**Problem:** Look for the string "Gear" in the listing below, then copy every line that has it.

**Records provided:**
•••••
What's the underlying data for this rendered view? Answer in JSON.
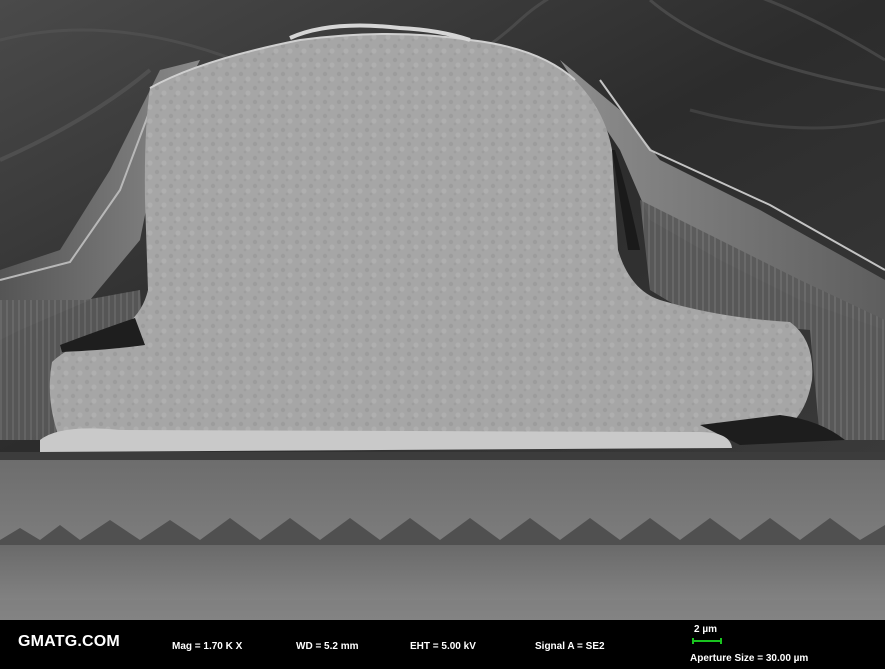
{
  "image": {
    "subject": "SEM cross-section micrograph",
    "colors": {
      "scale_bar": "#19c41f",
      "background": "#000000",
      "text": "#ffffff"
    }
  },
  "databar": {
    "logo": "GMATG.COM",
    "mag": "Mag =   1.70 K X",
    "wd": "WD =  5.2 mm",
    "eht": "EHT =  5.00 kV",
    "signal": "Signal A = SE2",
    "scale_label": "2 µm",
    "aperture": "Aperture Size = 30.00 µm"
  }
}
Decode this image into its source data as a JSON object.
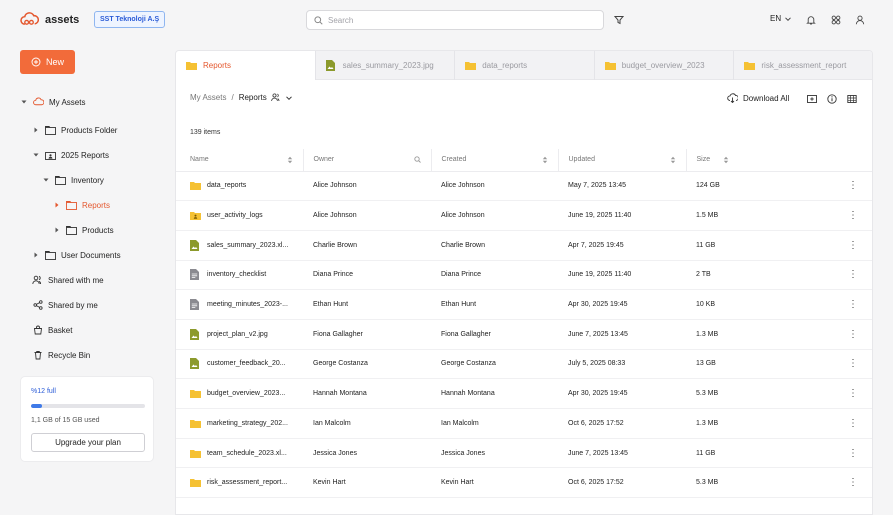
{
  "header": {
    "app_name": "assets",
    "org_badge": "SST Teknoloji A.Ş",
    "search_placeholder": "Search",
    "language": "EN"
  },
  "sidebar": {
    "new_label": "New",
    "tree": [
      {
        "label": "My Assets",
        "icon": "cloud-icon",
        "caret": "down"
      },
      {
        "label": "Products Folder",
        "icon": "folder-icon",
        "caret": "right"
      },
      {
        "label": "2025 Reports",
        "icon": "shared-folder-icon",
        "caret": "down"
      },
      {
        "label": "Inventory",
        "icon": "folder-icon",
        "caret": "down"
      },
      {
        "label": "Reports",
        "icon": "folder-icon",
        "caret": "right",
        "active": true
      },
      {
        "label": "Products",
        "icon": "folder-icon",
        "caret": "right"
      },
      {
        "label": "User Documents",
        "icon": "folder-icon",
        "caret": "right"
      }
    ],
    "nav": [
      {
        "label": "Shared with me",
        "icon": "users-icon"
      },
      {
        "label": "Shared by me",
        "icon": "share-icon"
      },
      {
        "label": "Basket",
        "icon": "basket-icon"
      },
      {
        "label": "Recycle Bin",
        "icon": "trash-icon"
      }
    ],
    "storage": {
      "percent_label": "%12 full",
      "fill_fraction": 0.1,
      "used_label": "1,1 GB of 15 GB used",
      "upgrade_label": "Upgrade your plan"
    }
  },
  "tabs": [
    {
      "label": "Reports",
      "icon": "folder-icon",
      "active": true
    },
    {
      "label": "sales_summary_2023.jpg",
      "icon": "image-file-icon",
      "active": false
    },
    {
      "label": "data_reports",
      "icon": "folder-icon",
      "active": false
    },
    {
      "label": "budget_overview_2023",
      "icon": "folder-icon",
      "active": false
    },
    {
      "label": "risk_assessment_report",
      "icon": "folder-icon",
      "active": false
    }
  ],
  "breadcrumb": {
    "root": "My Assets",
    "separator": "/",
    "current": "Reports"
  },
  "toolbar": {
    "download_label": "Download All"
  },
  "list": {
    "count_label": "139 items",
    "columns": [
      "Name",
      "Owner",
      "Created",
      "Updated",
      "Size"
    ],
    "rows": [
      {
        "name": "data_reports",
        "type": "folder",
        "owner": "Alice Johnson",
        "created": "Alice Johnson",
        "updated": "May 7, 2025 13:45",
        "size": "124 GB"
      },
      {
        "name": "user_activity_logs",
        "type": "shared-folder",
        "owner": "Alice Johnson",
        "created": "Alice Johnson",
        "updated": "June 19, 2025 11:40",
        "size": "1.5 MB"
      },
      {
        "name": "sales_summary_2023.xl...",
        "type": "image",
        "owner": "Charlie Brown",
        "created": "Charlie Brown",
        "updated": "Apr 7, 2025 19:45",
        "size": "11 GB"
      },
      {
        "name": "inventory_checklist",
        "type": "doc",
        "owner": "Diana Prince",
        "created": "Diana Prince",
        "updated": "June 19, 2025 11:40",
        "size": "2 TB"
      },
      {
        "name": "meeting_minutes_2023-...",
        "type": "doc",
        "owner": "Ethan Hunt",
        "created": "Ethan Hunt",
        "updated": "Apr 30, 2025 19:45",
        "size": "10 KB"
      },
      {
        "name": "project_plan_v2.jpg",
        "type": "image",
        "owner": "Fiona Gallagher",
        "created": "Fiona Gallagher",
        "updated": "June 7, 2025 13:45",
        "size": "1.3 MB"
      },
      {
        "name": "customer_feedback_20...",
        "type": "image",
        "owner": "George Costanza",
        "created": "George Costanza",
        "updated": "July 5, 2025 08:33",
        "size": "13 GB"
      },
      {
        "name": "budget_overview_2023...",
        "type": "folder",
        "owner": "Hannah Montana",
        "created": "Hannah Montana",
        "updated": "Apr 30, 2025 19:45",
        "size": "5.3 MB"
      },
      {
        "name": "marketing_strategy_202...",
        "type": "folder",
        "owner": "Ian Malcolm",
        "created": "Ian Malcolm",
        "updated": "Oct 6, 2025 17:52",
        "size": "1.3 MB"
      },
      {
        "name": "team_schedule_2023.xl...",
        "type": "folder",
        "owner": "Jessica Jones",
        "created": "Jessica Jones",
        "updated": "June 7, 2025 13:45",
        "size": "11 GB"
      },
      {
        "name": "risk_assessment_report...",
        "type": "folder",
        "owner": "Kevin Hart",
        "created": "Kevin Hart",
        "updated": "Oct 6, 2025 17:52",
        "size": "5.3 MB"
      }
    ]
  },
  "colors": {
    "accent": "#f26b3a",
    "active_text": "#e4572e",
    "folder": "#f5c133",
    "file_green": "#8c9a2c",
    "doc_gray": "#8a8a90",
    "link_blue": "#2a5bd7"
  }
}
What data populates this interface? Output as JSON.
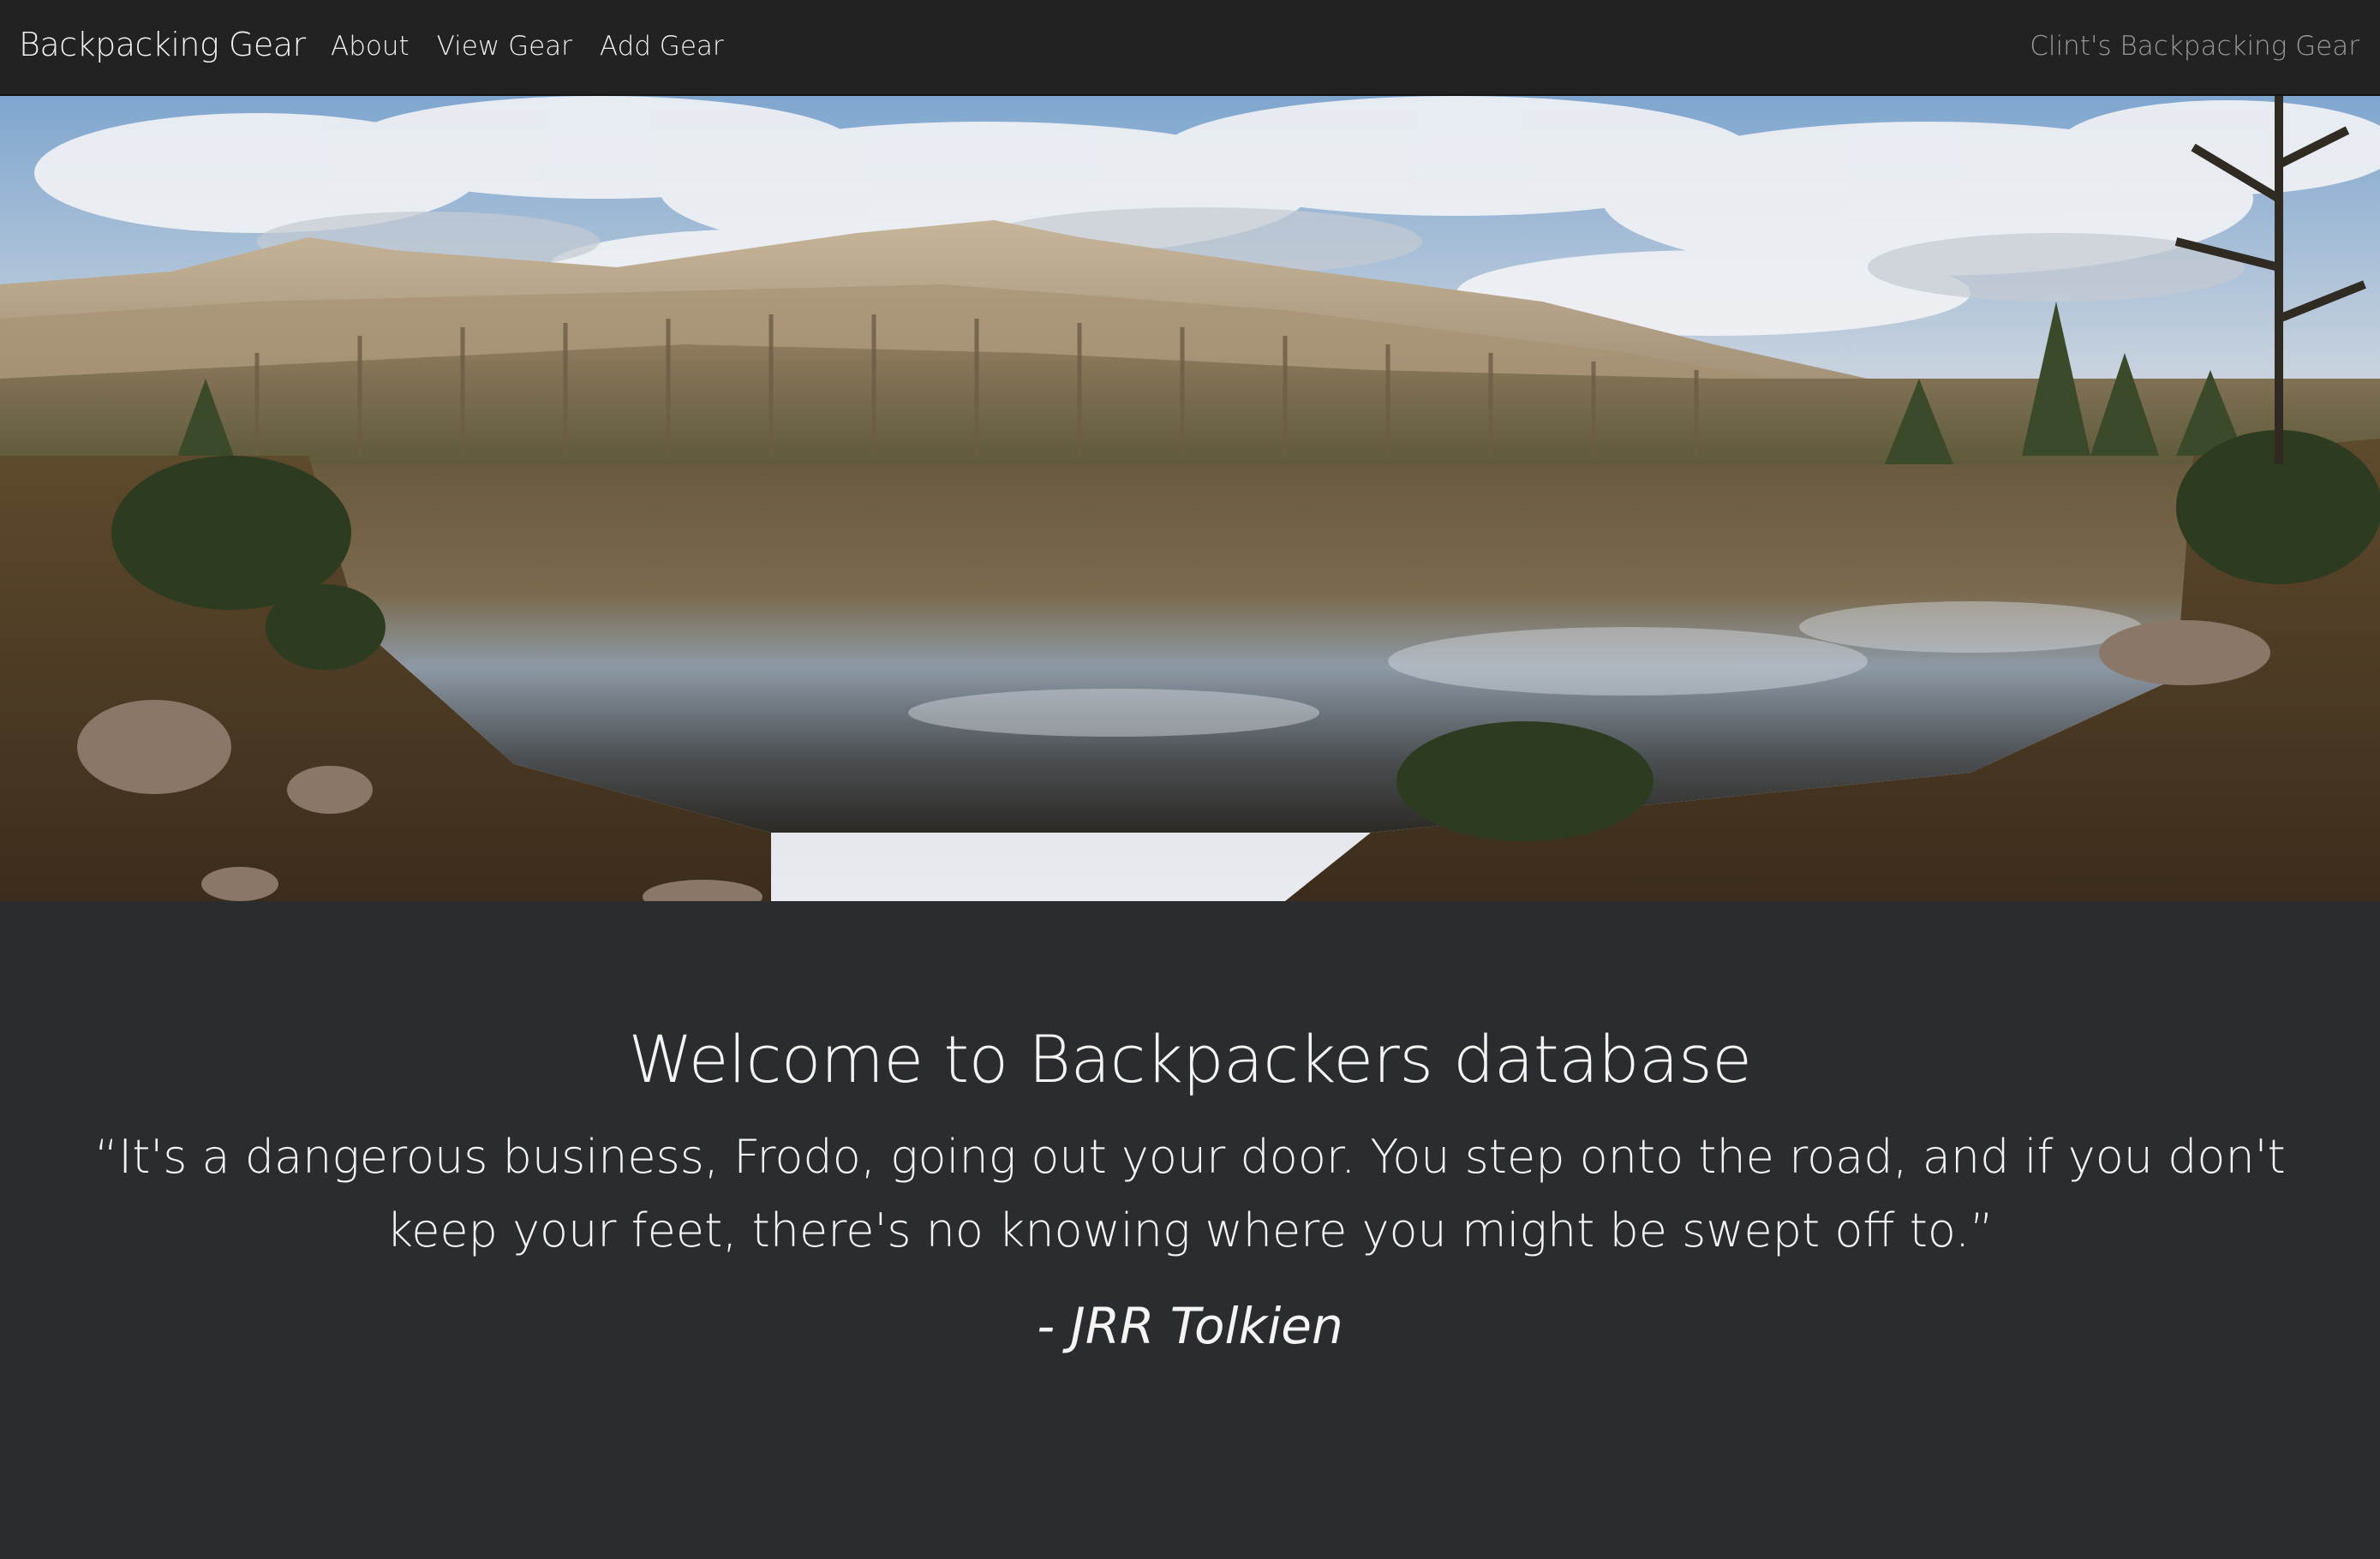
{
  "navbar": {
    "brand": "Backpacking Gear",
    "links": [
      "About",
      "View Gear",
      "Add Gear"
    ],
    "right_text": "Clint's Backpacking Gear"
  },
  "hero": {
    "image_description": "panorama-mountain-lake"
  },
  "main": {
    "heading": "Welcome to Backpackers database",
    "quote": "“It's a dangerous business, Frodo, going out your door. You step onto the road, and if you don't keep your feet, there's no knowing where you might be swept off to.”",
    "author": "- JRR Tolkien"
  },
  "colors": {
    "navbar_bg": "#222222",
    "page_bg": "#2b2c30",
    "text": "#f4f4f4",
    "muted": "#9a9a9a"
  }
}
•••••
**Task solution:**
    "brand": "Backpacking Gear",
      "View Gear",
      "Add Gear"
    "right_text": "Clint's Backpacking Gear"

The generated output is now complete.